++++ Listed entries ++++
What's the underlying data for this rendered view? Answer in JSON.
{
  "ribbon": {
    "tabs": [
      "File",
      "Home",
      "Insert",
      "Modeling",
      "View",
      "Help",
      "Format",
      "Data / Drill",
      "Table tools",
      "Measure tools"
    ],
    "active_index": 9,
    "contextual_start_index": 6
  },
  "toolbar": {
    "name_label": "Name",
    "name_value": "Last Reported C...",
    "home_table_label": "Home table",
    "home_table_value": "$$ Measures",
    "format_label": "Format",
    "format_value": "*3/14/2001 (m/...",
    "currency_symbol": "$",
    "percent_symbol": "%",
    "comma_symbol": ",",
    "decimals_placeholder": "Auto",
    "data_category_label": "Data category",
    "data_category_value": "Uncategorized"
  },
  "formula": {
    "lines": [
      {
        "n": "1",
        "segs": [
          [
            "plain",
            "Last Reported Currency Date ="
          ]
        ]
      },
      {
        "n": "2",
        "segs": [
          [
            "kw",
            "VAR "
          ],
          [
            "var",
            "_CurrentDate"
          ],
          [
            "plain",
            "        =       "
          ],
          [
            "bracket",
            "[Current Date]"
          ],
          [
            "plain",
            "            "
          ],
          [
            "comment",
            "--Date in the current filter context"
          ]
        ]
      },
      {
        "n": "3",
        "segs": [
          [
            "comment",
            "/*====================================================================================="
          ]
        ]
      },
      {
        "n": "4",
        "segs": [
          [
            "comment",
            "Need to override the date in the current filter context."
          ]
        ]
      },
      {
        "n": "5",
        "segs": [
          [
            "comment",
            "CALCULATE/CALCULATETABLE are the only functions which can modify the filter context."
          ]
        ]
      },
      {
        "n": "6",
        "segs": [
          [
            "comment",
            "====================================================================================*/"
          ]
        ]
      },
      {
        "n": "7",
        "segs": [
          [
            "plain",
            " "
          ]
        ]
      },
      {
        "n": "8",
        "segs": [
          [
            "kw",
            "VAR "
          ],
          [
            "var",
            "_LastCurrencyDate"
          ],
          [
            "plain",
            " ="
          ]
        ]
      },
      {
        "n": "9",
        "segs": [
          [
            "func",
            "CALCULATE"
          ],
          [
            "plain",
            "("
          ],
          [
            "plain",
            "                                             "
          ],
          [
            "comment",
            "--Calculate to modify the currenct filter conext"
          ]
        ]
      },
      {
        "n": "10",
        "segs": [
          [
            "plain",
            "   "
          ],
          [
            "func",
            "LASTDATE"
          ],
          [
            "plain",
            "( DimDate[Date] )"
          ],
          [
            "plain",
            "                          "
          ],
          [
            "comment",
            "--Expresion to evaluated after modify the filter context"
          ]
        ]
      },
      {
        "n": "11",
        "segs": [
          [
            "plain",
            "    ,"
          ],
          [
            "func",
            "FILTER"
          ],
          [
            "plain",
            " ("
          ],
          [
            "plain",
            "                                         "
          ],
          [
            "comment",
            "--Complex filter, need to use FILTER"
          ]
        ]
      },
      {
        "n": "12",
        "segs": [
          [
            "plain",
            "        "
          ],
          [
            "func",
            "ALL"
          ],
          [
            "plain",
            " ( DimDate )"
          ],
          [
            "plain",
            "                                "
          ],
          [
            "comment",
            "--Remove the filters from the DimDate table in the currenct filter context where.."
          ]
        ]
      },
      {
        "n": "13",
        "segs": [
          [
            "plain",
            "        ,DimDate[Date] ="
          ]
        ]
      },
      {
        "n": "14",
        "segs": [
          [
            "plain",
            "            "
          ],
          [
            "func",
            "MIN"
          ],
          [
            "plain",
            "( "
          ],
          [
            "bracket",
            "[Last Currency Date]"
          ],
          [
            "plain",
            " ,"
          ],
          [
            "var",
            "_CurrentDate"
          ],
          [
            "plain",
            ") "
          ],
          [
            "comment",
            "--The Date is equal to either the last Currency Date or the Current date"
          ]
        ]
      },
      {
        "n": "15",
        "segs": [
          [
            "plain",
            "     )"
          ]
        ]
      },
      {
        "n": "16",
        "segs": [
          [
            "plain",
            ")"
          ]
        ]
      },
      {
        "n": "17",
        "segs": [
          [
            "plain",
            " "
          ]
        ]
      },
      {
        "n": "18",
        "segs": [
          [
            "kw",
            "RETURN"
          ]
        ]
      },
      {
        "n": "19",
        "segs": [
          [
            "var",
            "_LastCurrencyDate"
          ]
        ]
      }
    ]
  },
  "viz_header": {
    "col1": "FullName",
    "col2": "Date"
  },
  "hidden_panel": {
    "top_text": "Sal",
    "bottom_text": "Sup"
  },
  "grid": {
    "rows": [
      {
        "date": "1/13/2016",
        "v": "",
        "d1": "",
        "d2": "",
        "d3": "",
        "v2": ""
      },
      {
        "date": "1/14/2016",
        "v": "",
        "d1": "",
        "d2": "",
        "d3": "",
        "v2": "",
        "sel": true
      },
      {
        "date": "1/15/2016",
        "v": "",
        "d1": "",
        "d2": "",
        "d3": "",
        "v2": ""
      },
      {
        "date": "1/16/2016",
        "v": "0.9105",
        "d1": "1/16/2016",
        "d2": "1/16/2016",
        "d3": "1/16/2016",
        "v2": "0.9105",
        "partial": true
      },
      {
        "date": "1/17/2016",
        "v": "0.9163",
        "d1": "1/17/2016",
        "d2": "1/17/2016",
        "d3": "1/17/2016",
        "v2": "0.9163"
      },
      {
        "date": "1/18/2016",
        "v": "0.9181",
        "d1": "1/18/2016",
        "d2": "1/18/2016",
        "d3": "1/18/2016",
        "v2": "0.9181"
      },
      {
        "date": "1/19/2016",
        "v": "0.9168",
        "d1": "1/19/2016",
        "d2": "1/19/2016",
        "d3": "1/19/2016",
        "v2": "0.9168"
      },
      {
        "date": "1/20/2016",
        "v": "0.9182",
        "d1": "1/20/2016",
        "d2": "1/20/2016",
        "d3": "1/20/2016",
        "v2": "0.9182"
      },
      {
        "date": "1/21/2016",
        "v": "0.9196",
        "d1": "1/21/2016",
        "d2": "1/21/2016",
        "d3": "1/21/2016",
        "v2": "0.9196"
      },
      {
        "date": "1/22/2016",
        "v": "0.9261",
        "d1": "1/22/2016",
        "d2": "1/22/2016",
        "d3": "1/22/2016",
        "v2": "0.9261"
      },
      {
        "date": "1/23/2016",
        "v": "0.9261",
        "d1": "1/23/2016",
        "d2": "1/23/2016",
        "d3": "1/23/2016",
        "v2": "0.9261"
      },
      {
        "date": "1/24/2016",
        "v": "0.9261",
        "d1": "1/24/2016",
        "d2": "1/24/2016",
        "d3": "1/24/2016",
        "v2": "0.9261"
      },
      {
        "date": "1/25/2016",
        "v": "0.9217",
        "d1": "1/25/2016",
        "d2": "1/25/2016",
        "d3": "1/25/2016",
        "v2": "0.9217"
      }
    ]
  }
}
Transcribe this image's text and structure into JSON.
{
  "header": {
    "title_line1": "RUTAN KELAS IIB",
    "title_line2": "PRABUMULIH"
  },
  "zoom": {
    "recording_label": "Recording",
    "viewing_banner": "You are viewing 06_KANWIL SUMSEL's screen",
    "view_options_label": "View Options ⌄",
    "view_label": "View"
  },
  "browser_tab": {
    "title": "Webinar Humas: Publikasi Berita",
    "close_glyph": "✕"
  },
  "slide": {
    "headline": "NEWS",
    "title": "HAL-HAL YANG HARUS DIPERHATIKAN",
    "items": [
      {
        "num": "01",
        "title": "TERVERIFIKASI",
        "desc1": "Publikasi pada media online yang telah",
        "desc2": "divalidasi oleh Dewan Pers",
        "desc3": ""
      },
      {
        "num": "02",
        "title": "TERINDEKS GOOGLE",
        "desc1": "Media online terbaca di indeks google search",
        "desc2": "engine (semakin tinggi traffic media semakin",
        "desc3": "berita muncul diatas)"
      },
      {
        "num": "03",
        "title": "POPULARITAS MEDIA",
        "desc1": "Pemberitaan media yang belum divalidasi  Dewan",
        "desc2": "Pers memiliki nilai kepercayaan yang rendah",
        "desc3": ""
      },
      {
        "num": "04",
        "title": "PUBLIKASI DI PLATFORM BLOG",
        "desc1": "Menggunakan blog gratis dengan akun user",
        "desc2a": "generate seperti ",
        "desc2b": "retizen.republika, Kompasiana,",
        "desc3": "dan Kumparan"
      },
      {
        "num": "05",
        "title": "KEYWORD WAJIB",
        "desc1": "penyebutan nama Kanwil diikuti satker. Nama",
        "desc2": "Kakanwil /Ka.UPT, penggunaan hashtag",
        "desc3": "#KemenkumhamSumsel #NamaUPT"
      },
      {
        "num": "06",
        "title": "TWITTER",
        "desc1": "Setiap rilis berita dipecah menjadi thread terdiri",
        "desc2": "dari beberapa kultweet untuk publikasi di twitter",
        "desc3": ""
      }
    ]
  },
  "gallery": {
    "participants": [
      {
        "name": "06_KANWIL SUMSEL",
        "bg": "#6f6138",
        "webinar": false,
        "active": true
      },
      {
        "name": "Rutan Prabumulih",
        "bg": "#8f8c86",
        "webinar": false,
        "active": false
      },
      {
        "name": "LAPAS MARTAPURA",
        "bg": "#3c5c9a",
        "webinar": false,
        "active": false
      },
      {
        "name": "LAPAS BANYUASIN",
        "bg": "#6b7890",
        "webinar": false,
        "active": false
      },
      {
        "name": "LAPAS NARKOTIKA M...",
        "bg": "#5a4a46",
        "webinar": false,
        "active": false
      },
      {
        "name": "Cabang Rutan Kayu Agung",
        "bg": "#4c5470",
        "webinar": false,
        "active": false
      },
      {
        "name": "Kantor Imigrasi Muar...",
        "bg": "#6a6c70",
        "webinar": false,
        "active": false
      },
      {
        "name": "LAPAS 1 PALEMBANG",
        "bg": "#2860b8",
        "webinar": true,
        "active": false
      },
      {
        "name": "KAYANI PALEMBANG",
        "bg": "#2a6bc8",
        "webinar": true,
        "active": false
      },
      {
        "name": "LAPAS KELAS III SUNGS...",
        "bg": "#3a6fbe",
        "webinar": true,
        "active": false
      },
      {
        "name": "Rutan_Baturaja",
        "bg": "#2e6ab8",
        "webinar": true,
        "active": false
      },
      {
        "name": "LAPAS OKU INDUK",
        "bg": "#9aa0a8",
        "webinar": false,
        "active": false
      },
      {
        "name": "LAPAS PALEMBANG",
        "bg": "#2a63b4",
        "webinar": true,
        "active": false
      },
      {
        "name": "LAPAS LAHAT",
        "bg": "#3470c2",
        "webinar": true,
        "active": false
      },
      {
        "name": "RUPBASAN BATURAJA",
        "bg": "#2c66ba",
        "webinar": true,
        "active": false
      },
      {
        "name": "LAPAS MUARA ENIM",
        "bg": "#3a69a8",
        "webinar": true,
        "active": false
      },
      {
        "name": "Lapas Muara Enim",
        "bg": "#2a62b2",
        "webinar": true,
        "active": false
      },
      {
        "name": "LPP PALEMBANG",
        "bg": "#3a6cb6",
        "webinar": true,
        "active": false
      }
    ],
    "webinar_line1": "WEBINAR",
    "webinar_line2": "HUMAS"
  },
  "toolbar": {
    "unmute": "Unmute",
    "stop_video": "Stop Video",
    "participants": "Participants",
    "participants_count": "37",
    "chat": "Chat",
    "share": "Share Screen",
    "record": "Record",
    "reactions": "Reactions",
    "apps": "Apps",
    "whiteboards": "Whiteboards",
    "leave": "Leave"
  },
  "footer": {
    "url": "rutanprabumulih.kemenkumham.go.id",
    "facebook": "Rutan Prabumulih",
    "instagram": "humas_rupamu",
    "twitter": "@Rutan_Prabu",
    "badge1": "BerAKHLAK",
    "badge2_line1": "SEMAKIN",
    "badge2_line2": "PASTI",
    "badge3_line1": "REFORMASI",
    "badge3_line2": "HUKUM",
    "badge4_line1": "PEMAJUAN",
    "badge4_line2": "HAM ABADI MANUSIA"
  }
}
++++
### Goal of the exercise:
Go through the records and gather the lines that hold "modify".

### Expected answer:
            "CALCULATE/CALCULATETABLE are the only functions which can modify the filter context."
            "--Calculate to modify the currenct filter conext"
            "--Expresion to evaluated after modify the filter context"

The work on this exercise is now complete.